Caregiver burnout is a state of physical, emotional, and mental exhaustion from long-term stress and may be accompanied by a negative change in attitude and/or a loss of interest or motivation to care for a loved one.
Burnout can occur when caregivers don't get the help they need, and can affect caregivers’ emotional and physical health including symptoms such as fatigue, stress, anxiety, and depression.
On some days you may wonder what happened to your own life, your own health, and how you can continue to balance work and caregiving, let alone enjoy any social life or other activities.
You may see no end to the exhaustion and stress that caring for an elderly loved one can cause, however much you love them and want the best for them.
Many caregivers take on this role with little to no previous experience, and there are not always readily available support systems to help them.
The Bureau of Labor Statistics found recently that over 40.4 million American adults were unpaid caregivers of adults ages 65 or older, and this number grows every year.
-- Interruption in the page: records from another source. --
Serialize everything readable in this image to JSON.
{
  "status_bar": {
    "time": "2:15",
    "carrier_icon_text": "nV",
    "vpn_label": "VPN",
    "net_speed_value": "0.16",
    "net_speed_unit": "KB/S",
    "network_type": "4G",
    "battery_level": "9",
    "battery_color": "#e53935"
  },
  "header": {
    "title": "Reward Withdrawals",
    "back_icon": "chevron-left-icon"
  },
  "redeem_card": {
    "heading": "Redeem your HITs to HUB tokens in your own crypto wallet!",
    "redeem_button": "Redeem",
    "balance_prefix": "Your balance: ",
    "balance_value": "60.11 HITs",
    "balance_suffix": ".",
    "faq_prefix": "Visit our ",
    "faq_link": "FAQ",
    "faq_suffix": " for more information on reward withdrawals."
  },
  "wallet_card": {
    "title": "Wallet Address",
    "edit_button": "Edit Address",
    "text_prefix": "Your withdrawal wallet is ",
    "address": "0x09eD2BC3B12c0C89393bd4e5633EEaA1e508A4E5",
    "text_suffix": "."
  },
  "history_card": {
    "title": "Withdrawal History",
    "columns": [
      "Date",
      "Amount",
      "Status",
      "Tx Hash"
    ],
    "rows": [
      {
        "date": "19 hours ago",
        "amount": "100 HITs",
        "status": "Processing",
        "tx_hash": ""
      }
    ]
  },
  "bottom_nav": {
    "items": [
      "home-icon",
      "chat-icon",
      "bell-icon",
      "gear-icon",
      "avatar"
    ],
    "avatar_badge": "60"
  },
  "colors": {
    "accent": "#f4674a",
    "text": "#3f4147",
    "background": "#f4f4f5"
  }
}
Your Health: Under these circumstances, then, it is easy to imagine the devastating effects that can arise, most often manifesting in both emotional and physical stress and poor health.
Your Relationship: Sometimes caring for an aging and seriously ill loved one is not only physically and emotionally exhausting, but their relationship and communication with you can be irrevocably changed by this very illness. Do you remember when you didn’t talk with them about remembering to take medication or what the next steps in treatment might be, or how to handle their financial and legal issues, back when life seemed free of these approaching clouds?
Caregiver Burnout: In extreme cases, caregiver burnout and mental health issues like depression and anxiety can develop, along with emotions such as anger, guilt, resentment, and compassion burnout. Caregivers experiencing burnout often withdraw from friends and family, adopt abnormal eating and sleeping patterns, and catch more illnesses due to a compromised immune function. In extreme cases, their ability to care about the wellbeing of themselves or the recipient of their caregiving is reduced.
Even health care professionals need to be vigilant about self-care. If you are caring for a loved one, the emotional burden is usually greater still, and the need for self-care more urgent.
The Medicare Hospice Benefit covers up to five days of Respite Care for family members of hospice patients who are in need of a break from care-giving.
[The Bureau of Labor Statistics defines eldercare providers (here referred to as caregivers) as anyone of age 15 and older who has provided unpaid care to any adult age 65 and older in the last 3-4 months because of a condition related to aging. ]
Sources: [https://www.agingcare.com/articles/signs-of-caregiver-burnout]; [https://www.caregiver.org/caregiver-statistics-demographics]; [National Alliance for Caregiving and AARP. (2015). Caregiving in the U.S.]; [Institute on Aging. (2016). Read How IOA Views Aging in America